Water Crisis Promotes Desalination Boom
Worldwide growth in the use of desalination rose sharply over the past year, indicating that desalination technologies are being used more than ever to address the global thirst for new sources of potable water, according to statistics released Oct. 29 by the International Desalination Association (IDA).
According to the 2008-2009 edition of IDA's Desalination Yearbook, the amount of global contracted (planned) capacity grew by 43 percent in 2007, or 6.8 million cubic meters per day (m3/d), up from 4.7 million m3/d in total contracted capacity in 2006. This increase of 2.1 million m3/d is enough to supply potable water to more than 50 million people.
IDA reports that this growth trend has continued in 2008. During the first six months of the year, newly contracted capacity has increased by an additional 39 percent. As of June 30, 2008, the cumulative contracted capacity of desalination plants around the world stood at 62.8 million m3/d. Sixty-two percent of the newly contracted capacity is seawater desalination, with brackish water desalination representing another 12.2 million m3/d. Wastewater applications of desalination technologies for water reuse is growing fast, currently representing 5 percent of total capacity.
The 2008-2009 Desalination Yearbook also reports that the number of contracted desalination plants worldwide totaled 13,869 as of June 30, 2008, up from 13,080 the prior year.
"For many communities, desalination provides the only reliable source of potable water," said Patricia Burke, IDA's secretary general.
The Desalination Yearbook also shows that plants are now being built on a new massive scale. Currently, the largest single desalination plant in operation is the 456,000 m3/d plant serving Fujairah in the United Arab Emirates. However, there are five other plants with capacities in excess of 500,000 m3/d now under construction in the Middle East region. The largest of these is the 880,000 m3/d Shoaiba 3 unit in Saudi Arabia.
While not approaching this magnitude, large-scale desalination facilities are also being planned in the United States. For example, the recently approved Carlsbad, Calif. desalination facility will be the largest desalination plant in the Western Hemisphere, providing 50 million gallons (189.3 m3/day) of high quality drinking water per day.

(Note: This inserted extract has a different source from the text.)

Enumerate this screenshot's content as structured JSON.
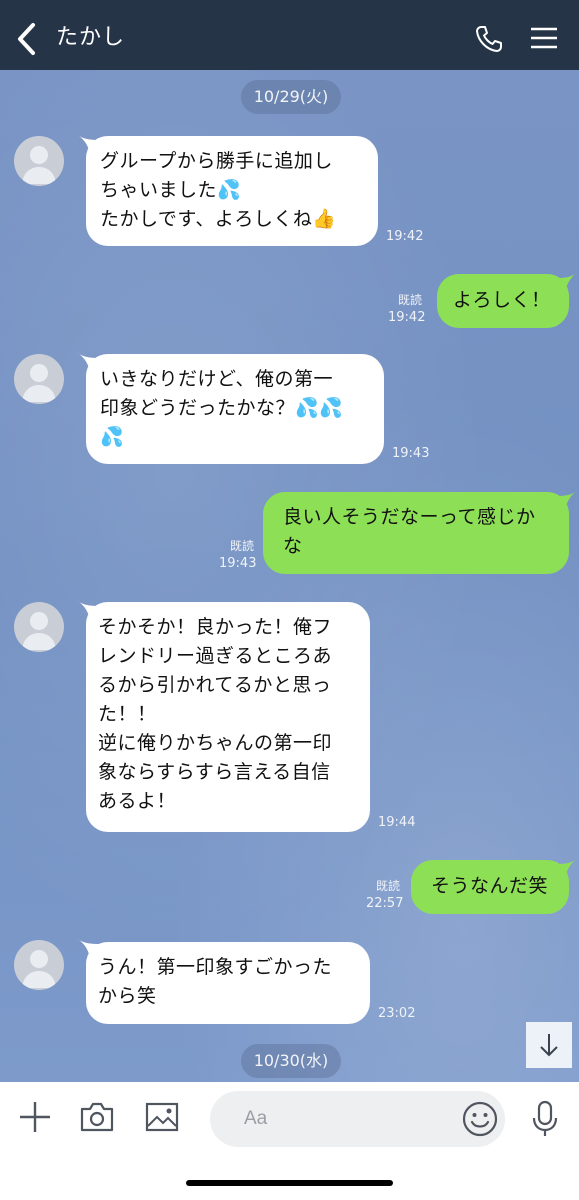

Copies of the IDA Desalination Yearbook 2008-2009 are available to IDA members or can be obtained directly from Global Water Intelligence; visit www.idadesal.org.